WORK TO BE COMPLETED:
If a line in the data below holds the word "JSON", copy it.

━━━━━━━━━━━━━━━━

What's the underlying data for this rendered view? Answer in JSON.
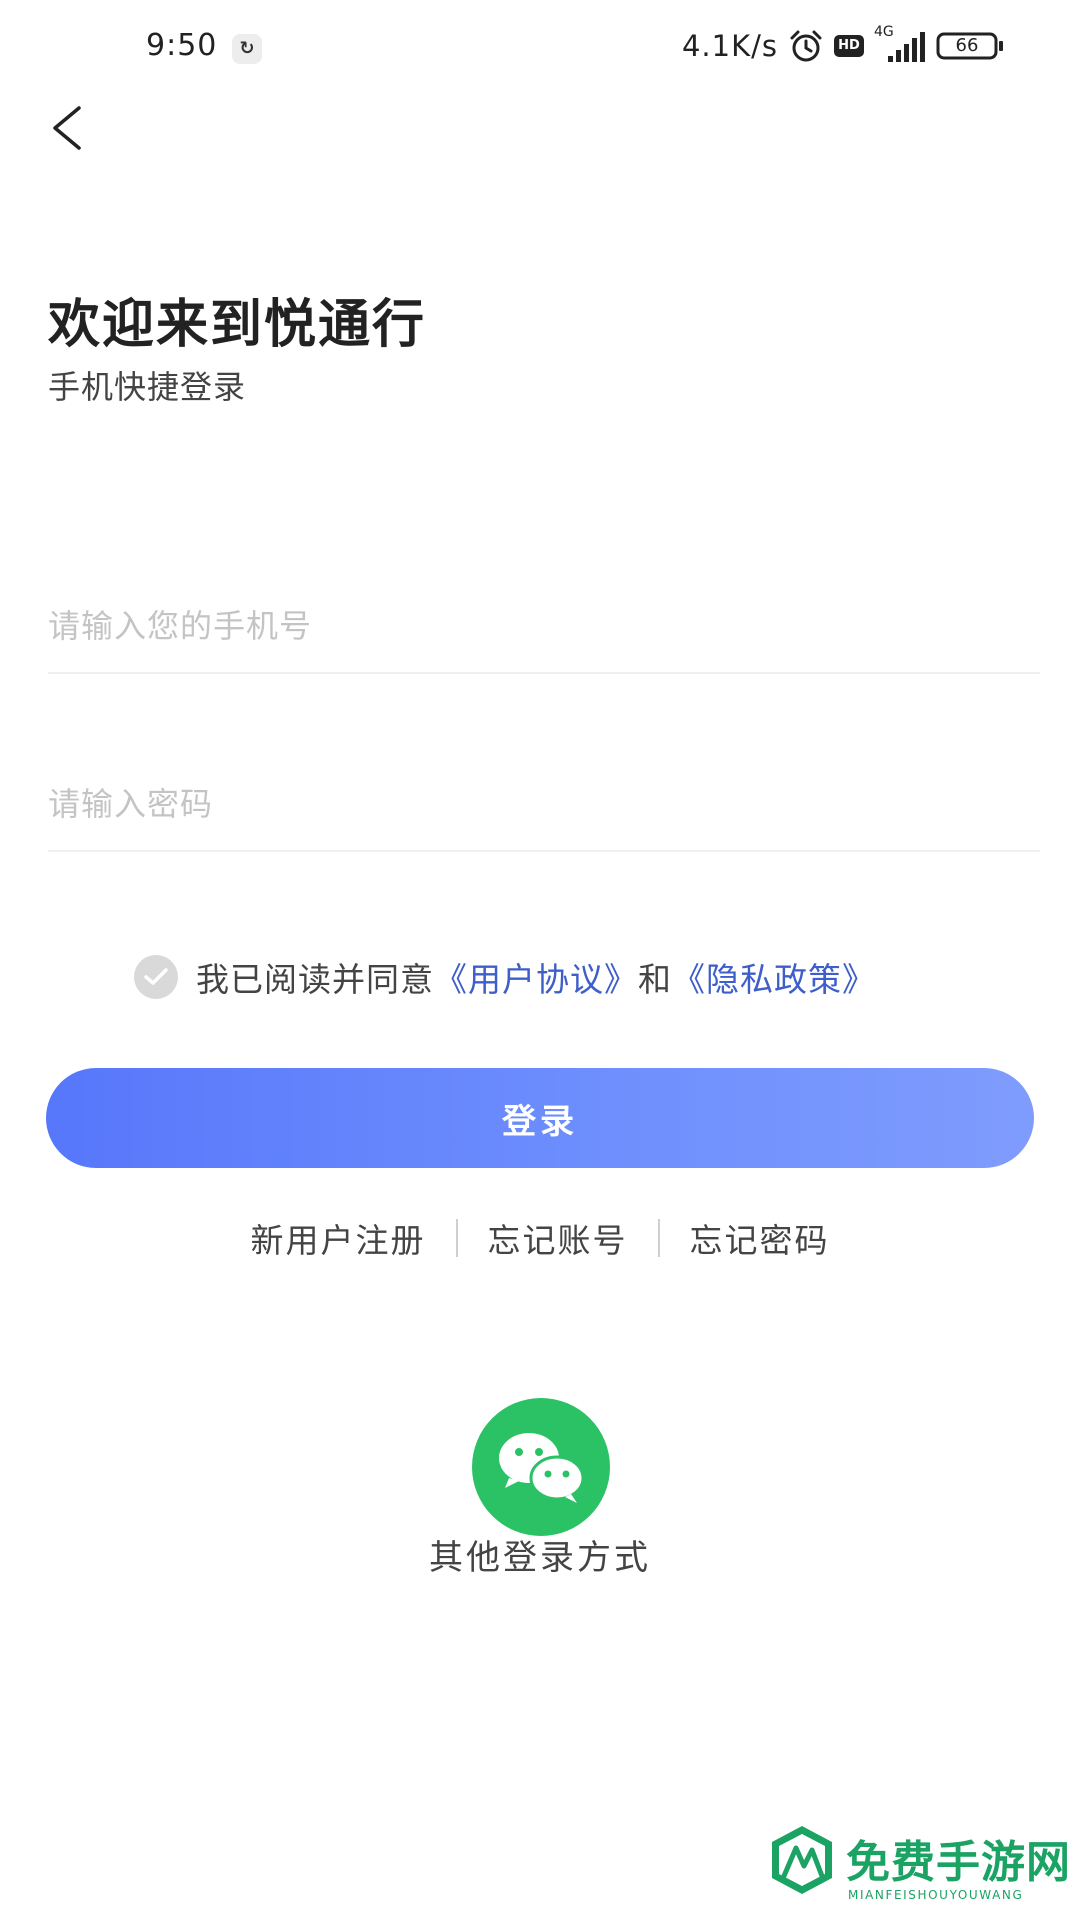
{
  "status_bar": {
    "time": "9:50",
    "net_speed": "4.1K/s",
    "hd_badge": "HD",
    "network_type": "4G",
    "battery": "66"
  },
  "header": {
    "back_icon": "chevron-left-icon"
  },
  "welcome": {
    "title": "欢迎来到悦通行",
    "subtitle": "手机快捷登录"
  },
  "form": {
    "phone_placeholder": "请输入您的手机号",
    "phone_value": "",
    "password_placeholder": "请输入密码",
    "password_value": ""
  },
  "agreement": {
    "checked": true,
    "prefix": "我已阅读并同意",
    "user_agreement": "《用户协议》",
    "and": "和",
    "privacy_policy": "《隐私政策》"
  },
  "login_button": {
    "label": "登录"
  },
  "links": {
    "register": "新用户注册",
    "forgot_account": "忘记账号",
    "forgot_password": "忘记密码"
  },
  "other_login": {
    "icon": "wechat-icon",
    "label": "其他登录方式"
  },
  "watermark": {
    "title": "免费手游网",
    "subtitle": "MIANFEISHOUYOUWANG"
  },
  "colors": {
    "primary": "#5b7cfb",
    "link": "#3e5ec9",
    "wechat": "#2bc265",
    "watermark": "#1aa363"
  }
}
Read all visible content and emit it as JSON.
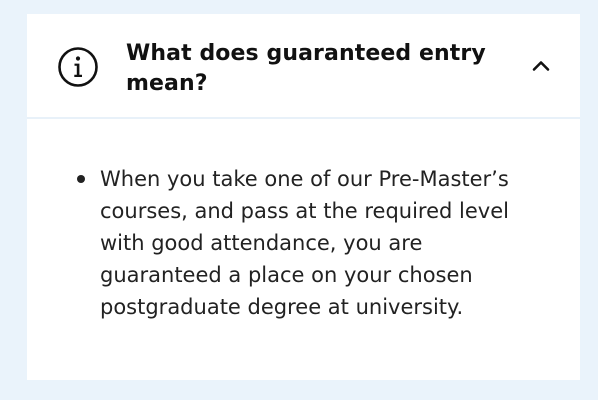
{
  "accordion": {
    "title": "What does guaranteed entry mean?",
    "expanded": true,
    "header_icon": "info-icon",
    "toggle_icon": "chevron-up-icon",
    "body": {
      "bullets": [
        "When you take one of our Pre-Master’s courses, and pass at the required level with good attendance, you are guaranteed a place on your chosen postgraduate degree at university."
      ]
    }
  },
  "colors": {
    "page_background": "#eaf3fb",
    "card_background": "#ffffff",
    "divider": "#e8f1f9",
    "text": "#222222",
    "heading": "#111111"
  }
}
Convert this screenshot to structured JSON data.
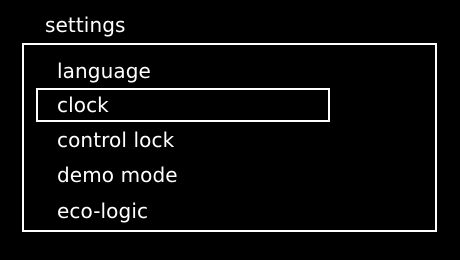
{
  "header": {
    "title": "settings"
  },
  "menu": {
    "selected_index": 1,
    "items": [
      {
        "label": "language"
      },
      {
        "label": "clock"
      },
      {
        "label": "control lock"
      },
      {
        "label": "demo mode"
      },
      {
        "label": "eco-logic"
      }
    ]
  },
  "colors": {
    "background": "#000000",
    "foreground": "#ffffff"
  }
}
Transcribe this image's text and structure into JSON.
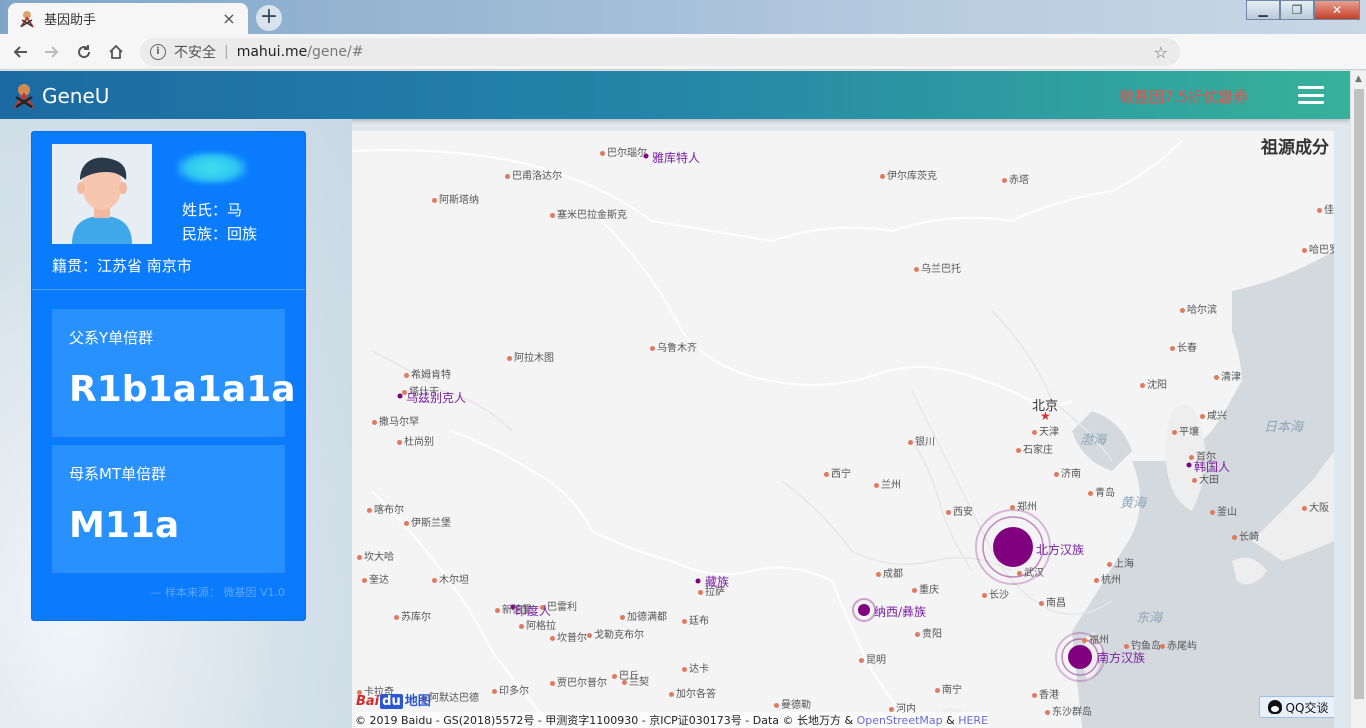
{
  "browser": {
    "tab_title": "基因助手",
    "new_tab": "+",
    "close_tab": "×",
    "insecure_label": "不安全",
    "url_host": "mahui.me",
    "url_path": "/gene/#",
    "window_controls": [
      "▁",
      "❐",
      "✕"
    ]
  },
  "app": {
    "logo_text": "GeneU",
    "promo": "微基因7.5折优惠券"
  },
  "profile": {
    "surname_label": "姓氏：马",
    "ethnicity_label": "民族：回族",
    "origin_label": "籍贯：江苏省 南京市",
    "paternal_label": "父系Y单倍群",
    "paternal_value": "R1b1a1a1a",
    "maternal_label": "母系MT单倍群",
    "maternal_value": "M11a",
    "source": "— 样本来源： 微基因 V1.0"
  },
  "map": {
    "title": "祖源成分",
    "beijing": "北京",
    "ethnic_labels": [
      {
        "id": "yakut",
        "text": "雅库特人"
      },
      {
        "id": "uzbek",
        "text": "乌兹别克人"
      },
      {
        "id": "tibetan",
        "text": "藏族"
      },
      {
        "id": "indian",
        "text": "印度人"
      },
      {
        "id": "naxi",
        "text": "纳西/彝族"
      },
      {
        "id": "north_han",
        "text": "北方汉族"
      },
      {
        "id": "south_han",
        "text": "南方汉族"
      },
      {
        "id": "korean",
        "text": "韩国人"
      }
    ],
    "cities": [
      "巴尔瑙尔",
      "巴甫洛达尔",
      "阿斯塔纳",
      "塞米巴拉金斯克",
      "伊尔库茨克",
      "赤塔",
      "乌兰巴托",
      "哈尔滨",
      "长春",
      "沈阳",
      "阿拉木图",
      "乌鲁木齐",
      "希姆肯特",
      "塔什干",
      "撒马尔罕",
      "杜尚别",
      "喀布尔",
      "伊斯兰堡",
      "坎大哈",
      "奎达",
      "木尔坦",
      "苏库尔",
      "新德里",
      "巴雷利",
      "阿格拉",
      "坎普尔",
      "戈勒克布尔",
      "加德满都",
      "廷布",
      "达卡",
      "巴丘",
      "银川",
      "西宁",
      "兰州",
      "西安",
      "郑州",
      "武汉",
      "成都",
      "重庆",
      "贵阳",
      "昆明",
      "南宁",
      "南昌",
      "福州",
      "香港",
      "石家庄",
      "济南",
      "天津",
      "平壤",
      "首尔",
      "大田",
      "釜山",
      "青岛",
      "上海",
      "杭州",
      "长沙",
      "拉萨",
      "卡拉奇",
      "阿默达巴德",
      "印多尔",
      "贾巴尔普尔",
      "兰契",
      "加尔各答",
      "曼德勒",
      "河内",
      "清津",
      "咸兴",
      "哈巴罗夫斯克",
      "佳木斯",
      "大阪",
      "长崎"
    ],
    "big_labels": [
      "日本海",
      "渤海",
      "黄海",
      "东海",
      "钓鱼岛",
      "赤尾屿",
      "东沙群岛"
    ],
    "baidu_logo": "Bai",
    "baidu_du": "du",
    "baidu_map": "地图",
    "copyright": "© 2019 Baidu - GS(2018)5572号 - 甲测资字1100930 - 京ICP证030173号 - Data © 长地万方 & ",
    "copyright_osm": "OpenStreetMap",
    "copyright_and": " & ",
    "copyright_here": "HERE",
    "qq_button": "QQ交谈"
  },
  "colors": {
    "appbar_start": "#1b6aa3",
    "appbar_end": "#36b19a",
    "card_blue": "#0a7bfd",
    "promo_red": "#e8524c",
    "marker_purple": "#800080"
  }
}
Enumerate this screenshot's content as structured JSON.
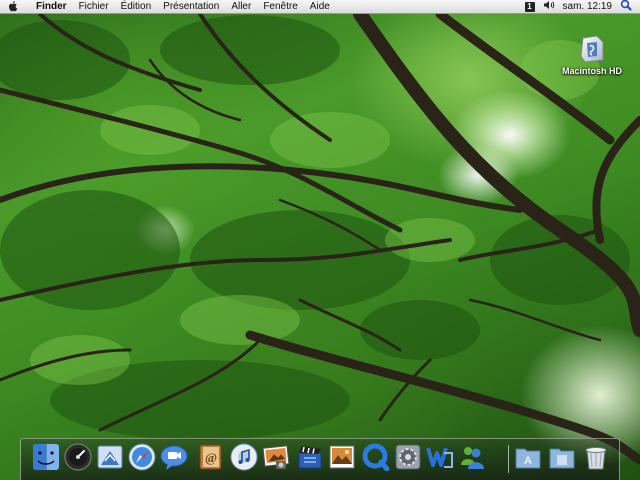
{
  "menubar": {
    "app_name": "Finder",
    "menus": [
      "Fichier",
      "Édition",
      "Présentation",
      "Aller",
      "Fenêtre",
      "Aide"
    ],
    "space_number": "1",
    "clock": "sam. 12:19"
  },
  "desktop": {
    "hd_label": "Macintosh HD"
  },
  "dock": {
    "items": [
      {
        "icon": "finder-icon"
      },
      {
        "icon": "dashboard-icon"
      },
      {
        "icon": "mail-icon"
      },
      {
        "icon": "safari-icon"
      },
      {
        "icon": "ichat-icon"
      },
      {
        "icon": "address-book-icon"
      },
      {
        "icon": "itunes-icon"
      },
      {
        "icon": "iphoto-icon"
      },
      {
        "icon": "imovie-icon"
      },
      {
        "icon": "preview-icon"
      },
      {
        "icon": "quicktime-icon"
      },
      {
        "icon": "system-preferences-icon"
      },
      {
        "icon": "word-icon"
      },
      {
        "icon": "messenger-icon"
      },
      {
        "icon": "applications-folder-icon"
      },
      {
        "icon": "documents-folder-icon"
      },
      {
        "icon": "trash-icon"
      }
    ]
  }
}
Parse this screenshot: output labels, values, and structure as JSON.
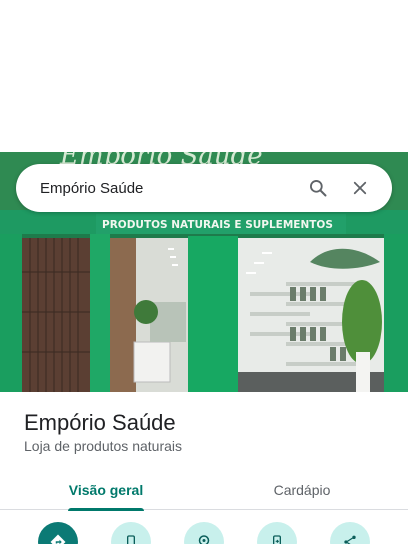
{
  "search": {
    "value": "Empório Saúde"
  },
  "photo": {
    "sign_top_text": "Empório Saúde",
    "sign_banner_text": "PRODUTOS NATURAIS E SUPLEMENTOS"
  },
  "place": {
    "title": "Empório Saúde",
    "category": "Loja de produtos naturais"
  },
  "tabs": [
    {
      "label": "Visão geral",
      "selected": true
    },
    {
      "label": "Cardápio",
      "selected": false
    }
  ],
  "actions": [
    {
      "icon": "directions-icon"
    },
    {
      "icon": "phone-icon"
    },
    {
      "icon": "location-icon"
    },
    {
      "icon": "send-to-phone-icon"
    },
    {
      "icon": "share-icon"
    }
  ],
  "colors": {
    "accent": "#00796b",
    "action_bg": "#c8f0ec",
    "primary_action": "#0b7a75"
  }
}
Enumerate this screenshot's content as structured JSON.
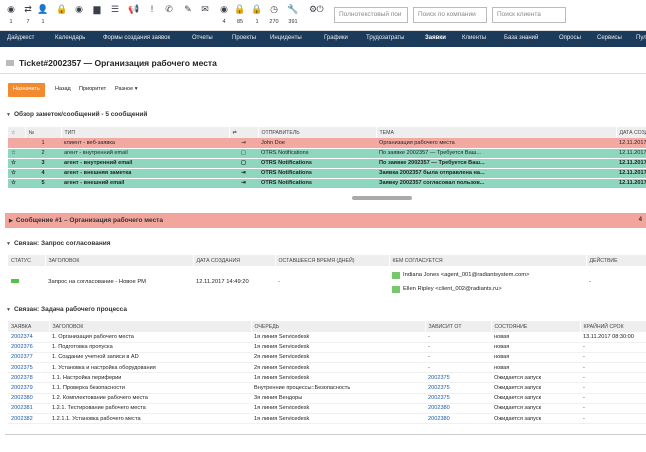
{
  "toolbar": {
    "icons": [
      {
        "name": "eye-icon",
        "glyph": "◉",
        "count": "1"
      },
      {
        "name": "repeat-icon",
        "glyph": "⇄",
        "count": "7"
      },
      {
        "name": "user-icon",
        "glyph": "👤",
        "count": "1"
      },
      {
        "name": "lock-icon",
        "glyph": "🔒",
        "count": ""
      },
      {
        "name": "eye-icon",
        "glyph": "◉",
        "count": ""
      },
      {
        "name": "folder-icon",
        "glyph": "▆",
        "count": ""
      },
      {
        "name": "list-icon",
        "glyph": "☰",
        "count": ""
      },
      {
        "name": "megaphone-icon",
        "glyph": "📢",
        "count": ""
      },
      {
        "name": "exclamation-icon",
        "glyph": "!",
        "count": ""
      },
      {
        "name": "phone-icon",
        "glyph": "✆",
        "count": ""
      },
      {
        "name": "edit-icon",
        "glyph": "✎",
        "count": ""
      },
      {
        "name": "mail-icon",
        "glyph": "✉",
        "count": ""
      },
      {
        "name": "watch-icon",
        "glyph": "◉",
        "count": "4"
      },
      {
        "name": "locked-tickets-icon",
        "glyph": "🔒",
        "count": "85"
      },
      {
        "name": "lock-alert-icon",
        "glyph": "🔒",
        "count": "1"
      },
      {
        "name": "clock-icon",
        "glyph": "◷",
        "count": "270"
      },
      {
        "name": "wrench-icon",
        "glyph": "🔧",
        "count": "391"
      },
      {
        "name": "settings-icon",
        "glyph": "⚙",
        "count": ""
      },
      {
        "name": "power-icon",
        "glyph": "⏻",
        "count": ""
      }
    ],
    "search_fulltext": "Полнотекстовый пои",
    "search_company": "Поиск по компании",
    "search_customer": "Поиск клиента"
  },
  "nav": [
    "Дайджест",
    "Календарь",
    "Формы создания заявок",
    "Отчеты",
    "Проекты",
    "Инциденты",
    "Графики",
    "Трудозатраты",
    "Заявки",
    "Клиенты",
    "База знаний",
    "Опросы",
    "Сервисы",
    "Пул"
  ],
  "nav_active": "Заявки",
  "page_title": "Ticket#2002357 — Организация рабочего места",
  "actions": {
    "primary": "Назначить",
    "back": "Назад",
    "priority": "Приоритет",
    "misc": "Разное ▾"
  },
  "articles": {
    "section_title": "Обзор заметок/сообщений - 5 сообщений",
    "columns": [
      "№",
      "ТИП",
      "⇄",
      "ОТПРАВИТЕЛЬ",
      "ТЕМА",
      "ДАТА СОЗДАН"
    ],
    "rows": [
      {
        "no": "1",
        "type": "клиент - веб-заявка",
        "dir": "⇥",
        "from": "John Doe",
        "subject": "Организация рабочего места",
        "date": "12.11.2017",
        "style": "pink",
        "bold": false
      },
      {
        "no": "2",
        "type": "агент - внутренний email",
        "dir": "▢",
        "from": "OTRS Notifications",
        "subject": "По заявке 2002357 — Требуется Ваш...",
        "date": "12.11.2017",
        "style": "green",
        "bold": false
      },
      {
        "no": "3",
        "type": "агент - внутренний email",
        "dir": "▢",
        "from": "OTRS Notifications",
        "subject": "По заявке 2002357 — Требуется Ваш...",
        "date": "12.11.2017",
        "style": "green",
        "bold": true
      },
      {
        "no": "4",
        "type": "агент - внешняя заметка",
        "dir": "⇥",
        "from": "OTRS Notifications",
        "subject": "Заявка 2002357 была отправлена на...",
        "date": "12.11.2017",
        "style": "green",
        "bold": true
      },
      {
        "no": "5",
        "type": "агент - внешний email",
        "dir": "⇥",
        "from": "OTRS Notifications",
        "subject": "Заявку 2002357 согласовал пользов...",
        "date": "12.11.2017",
        "style": "green",
        "bold": true
      }
    ]
  },
  "message_bar": {
    "title": "Сообщение #1 – Организация рабочего места",
    "end": "4"
  },
  "approval": {
    "section_title": "Связан: Запрос согласования",
    "columns": [
      "СТАТУС",
      "ЗАГОЛОВОК",
      "ДАТА СОЗДАНИЯ",
      "ОСТАВШЕЕСЯ ВРЕМЯ (ДНЕЙ)",
      "КЕМ СОГЛАСУЕТСЯ",
      "ДЕЙСТВИЕ"
    ],
    "title": "Запрос на согласование - Новое РМ",
    "created": "12.11.2017 14:49:20",
    "remaining": "-",
    "approvers": [
      "Indiana Jones <agent_001@radiantsystem.com>",
      "Ellen Ripley <client_002@radiants.ru>"
    ],
    "action": "-"
  },
  "tasks": {
    "section_title": "Связан: Задача рабочего процесса",
    "columns": [
      "ЗАЯВКА",
      "ЗАГОЛОВОК",
      "ОЧЕРЕДЬ",
      "ЗАВИСИТ ОТ",
      "СОСТОЯНИЕ",
      "КРАЙНИЙ СРОК"
    ],
    "rows": [
      {
        "id": "2002374",
        "title": "1. Организация рабочего места",
        "queue": "1я линия Servicedesk",
        "dep": "-",
        "state": "новая",
        "deadline": "13.11.2017 08:30:00"
      },
      {
        "id": "2002376",
        "title": "1. Подготовка пропуска",
        "queue": "1я линия Servicedesk",
        "dep": "-",
        "state": "новая",
        "deadline": "-"
      },
      {
        "id": "2002377",
        "title": "1. Создание учетной записи в AD",
        "queue": "2я линия Servicedesk",
        "dep": "-",
        "state": "новая",
        "deadline": "-"
      },
      {
        "id": "2002375",
        "title": "1. Установка и настройка оборудования",
        "queue": "2я линия Servicedesk",
        "dep": "-",
        "state": "новая",
        "deadline": "-"
      },
      {
        "id": "2002378",
        "title": "1.1. Настройка периферии",
        "queue": "1я линия Servicedesk",
        "dep": "2002375",
        "state": "Ожидается запуск",
        "deadline": "-"
      },
      {
        "id": "2002379",
        "title": "1.1. Проверка безопасности",
        "queue": "Внутренние процессы::Безопасность",
        "dep": "2002375",
        "state": "Ожидается запуск",
        "deadline": "-"
      },
      {
        "id": "2002380",
        "title": "1.2. Комплектование рабочего места",
        "queue": "3я линия Вендоры",
        "dep": "2002375",
        "state": "Ожидается запуск",
        "deadline": "-"
      },
      {
        "id": "2002381",
        "title": "1.2.1. Тестирование рабочего места",
        "queue": "1я линия Servicedesk",
        "dep": "2002380",
        "state": "Ожидается запуск",
        "deadline": "-"
      },
      {
        "id": "2002382",
        "title": "1.2.1.1. Установка рабочего места",
        "queue": "1я линия Servicedesk",
        "dep": "2002380",
        "state": "Ожидается запуск",
        "deadline": "-"
      }
    ]
  }
}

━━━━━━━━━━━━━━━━

RESPONSE:
What's the underlying data for this rendered view? Answer in JSON.
Read all visible content and emit it as JSON.
Convert this screenshot to structured JSON data.
Transcribe this image's text and structure into JSON.
Enumerate this screenshot's content as structured JSON.
Parse this screenshot: output labels, values, and structure as JSON.
Enumerate this screenshot's content as structured JSON.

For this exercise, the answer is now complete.